This book advances the idea of democratic mending in response to the growing problem of disconnections in contemporary democracies. Around the globe vital connections in our democratic systems are wearing thin, especially between citizens and their elected representatives, between citizens in polarized public spheres, and between citizens and their complex governance systems. The wide scale of disrepair in our democratic fabric cannot realistically be patched over through institutional redesign or one-off innovation. Instead this book calls for a more connective and systemic approach to repairing democracies. For reform inspiration the authors engage in a critical dialogue between systems thinking in deliberative democracy and contemporary practices of political participation. They present three rich empirical cases of how everyday actors — citizens, community groups, administrators, and elected officials—are seeking to create and strengthen democratic connections in unpromising or challenging circumstances. The cases uncover the practical and varied work of democratic mending; these are small-scale, incremental interventions aimed at repairing disconnects in different parts of democratic systems. The empirical insights revealed in this book push forward ideas on connectivity in democratic theory and practice. They demonstrate that even in moments of dysfunctional disconnection, considerable learning, adaptation, and improvisation for democratic renewal can emerge. Ultimately, this book pioneers an approach to analysing democratic politics which might spark a ‘connective turn’ in the way scholars and practitioners think about and seek to improve democracy at the large scale.

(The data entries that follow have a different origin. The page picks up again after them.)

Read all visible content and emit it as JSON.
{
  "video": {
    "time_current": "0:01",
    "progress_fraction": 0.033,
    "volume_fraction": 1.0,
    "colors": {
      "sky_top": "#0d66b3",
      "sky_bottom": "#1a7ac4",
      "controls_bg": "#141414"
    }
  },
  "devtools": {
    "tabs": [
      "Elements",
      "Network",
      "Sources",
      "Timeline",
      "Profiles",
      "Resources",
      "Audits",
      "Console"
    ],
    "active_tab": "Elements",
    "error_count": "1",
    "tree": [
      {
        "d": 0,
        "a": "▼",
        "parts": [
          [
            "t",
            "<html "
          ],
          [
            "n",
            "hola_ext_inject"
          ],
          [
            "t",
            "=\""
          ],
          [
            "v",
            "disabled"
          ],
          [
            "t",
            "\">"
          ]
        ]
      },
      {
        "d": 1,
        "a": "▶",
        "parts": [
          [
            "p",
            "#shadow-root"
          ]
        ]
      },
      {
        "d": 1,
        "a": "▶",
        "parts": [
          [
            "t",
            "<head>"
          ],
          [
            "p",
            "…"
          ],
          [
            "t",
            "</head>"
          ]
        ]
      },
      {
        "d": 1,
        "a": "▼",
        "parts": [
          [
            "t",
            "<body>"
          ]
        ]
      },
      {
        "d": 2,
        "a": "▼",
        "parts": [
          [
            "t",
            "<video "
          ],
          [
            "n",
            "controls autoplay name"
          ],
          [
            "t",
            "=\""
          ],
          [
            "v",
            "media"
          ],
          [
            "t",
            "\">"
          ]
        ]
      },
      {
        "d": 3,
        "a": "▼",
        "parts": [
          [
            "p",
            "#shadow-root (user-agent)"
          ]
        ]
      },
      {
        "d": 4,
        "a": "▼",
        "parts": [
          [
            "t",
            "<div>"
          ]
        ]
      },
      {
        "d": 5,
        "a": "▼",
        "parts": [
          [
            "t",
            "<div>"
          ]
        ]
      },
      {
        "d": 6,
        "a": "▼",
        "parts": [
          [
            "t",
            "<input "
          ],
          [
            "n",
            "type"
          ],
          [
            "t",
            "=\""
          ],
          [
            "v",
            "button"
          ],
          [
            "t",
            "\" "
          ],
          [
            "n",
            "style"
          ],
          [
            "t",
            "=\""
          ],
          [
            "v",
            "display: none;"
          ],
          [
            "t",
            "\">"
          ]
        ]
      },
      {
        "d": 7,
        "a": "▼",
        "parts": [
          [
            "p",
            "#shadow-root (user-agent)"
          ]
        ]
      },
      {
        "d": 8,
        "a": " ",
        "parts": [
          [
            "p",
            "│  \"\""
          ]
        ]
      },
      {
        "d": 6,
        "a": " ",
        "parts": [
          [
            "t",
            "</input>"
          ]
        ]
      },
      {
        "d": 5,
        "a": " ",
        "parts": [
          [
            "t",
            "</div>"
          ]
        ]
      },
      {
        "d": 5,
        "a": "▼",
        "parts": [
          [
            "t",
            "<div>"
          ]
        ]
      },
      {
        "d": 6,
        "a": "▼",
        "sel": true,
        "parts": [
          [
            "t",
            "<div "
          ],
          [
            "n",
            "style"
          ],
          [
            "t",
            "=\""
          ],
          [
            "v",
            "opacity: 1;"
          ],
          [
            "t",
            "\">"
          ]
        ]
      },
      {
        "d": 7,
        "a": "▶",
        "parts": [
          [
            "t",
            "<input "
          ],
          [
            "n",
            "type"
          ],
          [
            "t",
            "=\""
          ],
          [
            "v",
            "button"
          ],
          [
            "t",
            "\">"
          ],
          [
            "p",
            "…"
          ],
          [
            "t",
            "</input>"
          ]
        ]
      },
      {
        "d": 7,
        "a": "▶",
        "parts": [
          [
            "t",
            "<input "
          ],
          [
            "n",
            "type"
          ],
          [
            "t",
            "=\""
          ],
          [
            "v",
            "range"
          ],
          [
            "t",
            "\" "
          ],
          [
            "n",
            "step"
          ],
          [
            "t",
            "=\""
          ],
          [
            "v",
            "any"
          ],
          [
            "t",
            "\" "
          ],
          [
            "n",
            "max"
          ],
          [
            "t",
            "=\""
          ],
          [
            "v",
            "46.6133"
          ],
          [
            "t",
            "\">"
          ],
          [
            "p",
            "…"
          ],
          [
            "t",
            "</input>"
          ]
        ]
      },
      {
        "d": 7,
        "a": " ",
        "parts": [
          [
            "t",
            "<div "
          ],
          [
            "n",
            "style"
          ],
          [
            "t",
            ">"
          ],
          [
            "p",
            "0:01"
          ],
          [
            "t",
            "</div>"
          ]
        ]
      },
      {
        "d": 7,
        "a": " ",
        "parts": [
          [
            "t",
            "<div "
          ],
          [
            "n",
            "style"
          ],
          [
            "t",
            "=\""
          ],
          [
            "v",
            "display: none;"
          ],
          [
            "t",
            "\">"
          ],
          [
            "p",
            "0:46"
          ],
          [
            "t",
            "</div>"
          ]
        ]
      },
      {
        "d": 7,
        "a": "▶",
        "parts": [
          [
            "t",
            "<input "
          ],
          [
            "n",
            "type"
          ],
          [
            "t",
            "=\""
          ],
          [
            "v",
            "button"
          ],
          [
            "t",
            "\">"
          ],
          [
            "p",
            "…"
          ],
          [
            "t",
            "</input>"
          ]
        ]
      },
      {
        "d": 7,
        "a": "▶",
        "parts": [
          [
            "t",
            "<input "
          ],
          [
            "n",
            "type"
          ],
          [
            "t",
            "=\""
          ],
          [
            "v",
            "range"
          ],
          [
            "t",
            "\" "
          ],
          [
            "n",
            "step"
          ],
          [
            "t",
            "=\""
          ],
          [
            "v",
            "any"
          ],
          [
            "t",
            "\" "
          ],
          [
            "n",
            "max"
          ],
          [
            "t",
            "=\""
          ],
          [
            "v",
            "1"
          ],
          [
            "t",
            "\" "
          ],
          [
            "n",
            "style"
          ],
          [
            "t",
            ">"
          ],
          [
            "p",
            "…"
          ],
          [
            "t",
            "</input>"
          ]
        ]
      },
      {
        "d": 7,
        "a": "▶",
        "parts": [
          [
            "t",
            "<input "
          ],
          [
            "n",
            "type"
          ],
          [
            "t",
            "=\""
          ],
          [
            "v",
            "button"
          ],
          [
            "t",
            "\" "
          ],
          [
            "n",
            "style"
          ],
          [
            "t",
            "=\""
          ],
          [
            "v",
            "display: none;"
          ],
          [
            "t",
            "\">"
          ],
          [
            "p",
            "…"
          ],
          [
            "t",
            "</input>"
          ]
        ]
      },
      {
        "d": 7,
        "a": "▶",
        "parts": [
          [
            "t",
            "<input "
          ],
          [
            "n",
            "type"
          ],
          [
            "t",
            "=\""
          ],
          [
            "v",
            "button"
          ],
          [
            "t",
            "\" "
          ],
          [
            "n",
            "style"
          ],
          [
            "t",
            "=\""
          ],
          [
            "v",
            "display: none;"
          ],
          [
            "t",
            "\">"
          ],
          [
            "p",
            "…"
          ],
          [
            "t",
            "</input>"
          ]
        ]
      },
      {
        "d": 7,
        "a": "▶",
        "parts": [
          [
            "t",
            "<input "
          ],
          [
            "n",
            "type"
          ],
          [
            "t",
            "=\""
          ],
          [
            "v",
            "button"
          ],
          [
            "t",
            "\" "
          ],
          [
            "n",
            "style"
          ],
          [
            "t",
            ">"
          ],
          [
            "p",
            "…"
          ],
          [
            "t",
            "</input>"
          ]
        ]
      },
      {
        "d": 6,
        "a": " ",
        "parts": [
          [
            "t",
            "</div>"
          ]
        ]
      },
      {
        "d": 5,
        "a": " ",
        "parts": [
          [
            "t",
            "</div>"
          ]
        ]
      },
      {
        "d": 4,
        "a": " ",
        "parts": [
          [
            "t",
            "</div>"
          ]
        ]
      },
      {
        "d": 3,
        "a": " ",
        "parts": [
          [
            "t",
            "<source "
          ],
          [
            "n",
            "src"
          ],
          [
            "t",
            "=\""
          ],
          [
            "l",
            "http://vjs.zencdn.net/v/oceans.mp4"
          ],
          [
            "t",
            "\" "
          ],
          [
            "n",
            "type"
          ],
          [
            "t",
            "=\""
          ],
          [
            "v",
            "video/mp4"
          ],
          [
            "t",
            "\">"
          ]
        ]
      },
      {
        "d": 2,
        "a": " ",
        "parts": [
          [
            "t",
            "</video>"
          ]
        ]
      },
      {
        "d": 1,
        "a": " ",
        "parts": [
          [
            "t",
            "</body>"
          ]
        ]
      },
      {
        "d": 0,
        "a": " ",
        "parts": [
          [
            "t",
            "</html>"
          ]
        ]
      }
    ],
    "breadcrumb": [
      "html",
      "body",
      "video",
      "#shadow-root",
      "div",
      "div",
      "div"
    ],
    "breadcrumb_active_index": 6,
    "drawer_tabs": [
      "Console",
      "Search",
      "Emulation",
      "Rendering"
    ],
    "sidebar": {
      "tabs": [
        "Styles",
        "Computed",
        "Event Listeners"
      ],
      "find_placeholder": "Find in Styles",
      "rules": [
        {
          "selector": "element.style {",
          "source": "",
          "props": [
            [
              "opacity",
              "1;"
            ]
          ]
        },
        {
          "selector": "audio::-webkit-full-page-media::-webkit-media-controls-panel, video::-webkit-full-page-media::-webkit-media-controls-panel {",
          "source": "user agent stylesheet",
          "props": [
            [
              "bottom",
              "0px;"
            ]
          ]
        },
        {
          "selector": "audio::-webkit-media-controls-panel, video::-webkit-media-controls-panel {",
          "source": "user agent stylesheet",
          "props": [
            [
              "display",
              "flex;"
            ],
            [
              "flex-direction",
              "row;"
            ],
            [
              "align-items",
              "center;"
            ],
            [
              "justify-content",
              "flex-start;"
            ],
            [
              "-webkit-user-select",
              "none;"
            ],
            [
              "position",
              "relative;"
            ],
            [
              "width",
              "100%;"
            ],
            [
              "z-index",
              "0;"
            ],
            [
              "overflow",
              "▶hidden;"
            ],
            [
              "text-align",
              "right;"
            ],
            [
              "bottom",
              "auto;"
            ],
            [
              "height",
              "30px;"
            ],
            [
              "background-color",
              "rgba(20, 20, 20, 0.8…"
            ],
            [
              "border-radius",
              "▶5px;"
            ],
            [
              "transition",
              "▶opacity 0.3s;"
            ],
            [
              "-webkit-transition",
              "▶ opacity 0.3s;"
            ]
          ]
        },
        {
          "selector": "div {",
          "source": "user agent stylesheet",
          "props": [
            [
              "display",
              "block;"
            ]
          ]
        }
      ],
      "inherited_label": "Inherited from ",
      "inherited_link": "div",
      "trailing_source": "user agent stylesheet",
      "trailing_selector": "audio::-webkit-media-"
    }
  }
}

|Place of Publication||United Kingdom|
|Publisher||Oxford University Press|
|Number of pages||187|
|Publication status||Published - 1 Jan 2020|